Mizeur disputes that characterization, noting her participation in fundraising events, testifying on behalf of the bill and delivering an emotional floor speech prior to the vote. Mizeur said she and the other seven openly gay and lesbian members of the state legislature devoted much of 2012 to the marriage cause.
“Each of us was working hard in our own way,” she said. “My entire public schedule was Question 6-related for months.”
With that fight over, she said the next job for the state’s LGBT advocates is to push for non-discrimination protections based on gender identity and to work on causes important to those who joined the coalition for marriage equality.
“It’s important for our community to be seen as coming together to work on issues that are outside LGBT priorities,” she said. “We only won Question 6 because we had an amazing coalition that crossed party lines, age, race. We can’t just be seen as fighting for this form of equality and turning a blind eye to other causes.” She cited hunger, school achievement gaps, living wage and reforming the criminal justice system as priorities.

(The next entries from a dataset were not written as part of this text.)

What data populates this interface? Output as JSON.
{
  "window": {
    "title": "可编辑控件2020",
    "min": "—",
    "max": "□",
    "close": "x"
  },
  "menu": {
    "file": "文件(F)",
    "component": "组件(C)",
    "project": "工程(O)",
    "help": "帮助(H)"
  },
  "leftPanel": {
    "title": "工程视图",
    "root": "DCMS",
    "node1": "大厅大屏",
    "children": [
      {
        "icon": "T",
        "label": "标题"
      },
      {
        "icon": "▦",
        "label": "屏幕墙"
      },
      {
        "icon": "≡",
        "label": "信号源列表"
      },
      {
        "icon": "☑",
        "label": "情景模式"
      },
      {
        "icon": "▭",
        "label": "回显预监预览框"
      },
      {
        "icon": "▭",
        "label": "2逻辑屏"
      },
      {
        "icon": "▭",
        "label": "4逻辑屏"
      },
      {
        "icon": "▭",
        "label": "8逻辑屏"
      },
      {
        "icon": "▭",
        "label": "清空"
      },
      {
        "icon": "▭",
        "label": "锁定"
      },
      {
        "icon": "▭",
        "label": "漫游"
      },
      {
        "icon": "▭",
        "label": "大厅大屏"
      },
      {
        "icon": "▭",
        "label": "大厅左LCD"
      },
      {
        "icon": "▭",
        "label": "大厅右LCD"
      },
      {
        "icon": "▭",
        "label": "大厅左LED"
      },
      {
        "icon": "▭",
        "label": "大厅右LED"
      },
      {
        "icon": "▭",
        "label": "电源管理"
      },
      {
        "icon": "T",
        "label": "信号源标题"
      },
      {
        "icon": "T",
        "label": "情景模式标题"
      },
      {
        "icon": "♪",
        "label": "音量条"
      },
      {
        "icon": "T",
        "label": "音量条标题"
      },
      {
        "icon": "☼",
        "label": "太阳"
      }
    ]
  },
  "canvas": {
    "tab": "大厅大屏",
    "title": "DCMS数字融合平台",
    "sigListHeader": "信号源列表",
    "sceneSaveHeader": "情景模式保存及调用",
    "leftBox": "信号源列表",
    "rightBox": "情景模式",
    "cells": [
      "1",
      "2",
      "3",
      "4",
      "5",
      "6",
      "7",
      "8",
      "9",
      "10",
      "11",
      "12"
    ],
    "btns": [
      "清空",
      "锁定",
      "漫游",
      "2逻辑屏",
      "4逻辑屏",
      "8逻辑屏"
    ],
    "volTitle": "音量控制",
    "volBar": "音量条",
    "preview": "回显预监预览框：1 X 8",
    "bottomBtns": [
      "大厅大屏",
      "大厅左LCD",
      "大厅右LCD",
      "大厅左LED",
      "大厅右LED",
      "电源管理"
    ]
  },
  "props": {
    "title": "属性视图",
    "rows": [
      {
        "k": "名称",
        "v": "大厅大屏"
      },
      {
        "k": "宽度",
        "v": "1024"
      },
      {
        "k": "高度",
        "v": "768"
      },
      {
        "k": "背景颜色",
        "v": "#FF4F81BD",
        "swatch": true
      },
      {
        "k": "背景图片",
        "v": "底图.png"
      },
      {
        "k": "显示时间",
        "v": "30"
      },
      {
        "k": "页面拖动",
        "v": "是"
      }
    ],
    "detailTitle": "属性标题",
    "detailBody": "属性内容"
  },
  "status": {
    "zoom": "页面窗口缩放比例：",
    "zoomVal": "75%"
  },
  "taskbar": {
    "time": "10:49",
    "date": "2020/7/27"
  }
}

Mizeur talks openly about her Catholic faith but said she did not encounter any anti-gay sermons over the marriage issue this year because she goes to parishes run by Jesuits who are more progressive. Despite the Catholic Church’s prominent role in funding anti-gay causes around the country, Mizeur contends it’s important not to abandon the church.
“We have to fight for change from within,” she said. “If all progressive Catholics left, there’d be no reason to live up to the church’s potential.”
Mizeur was raised in a tiny farming community in rural Illinois called Blue Mound, population 1,100. She’s from a fifth generation farming family, but her father was a factory worker and UAW member his entire career. She spent time with him on picket lines, which helped inspire her pursuit of public service.
The experience of walking picket lines “taught me the value of sacrifice and hard work and standing up for the courage of your convictions,” she said. “Catholic teachings on social justice also inspired me.”
Michael K. Lavers contributed to this report.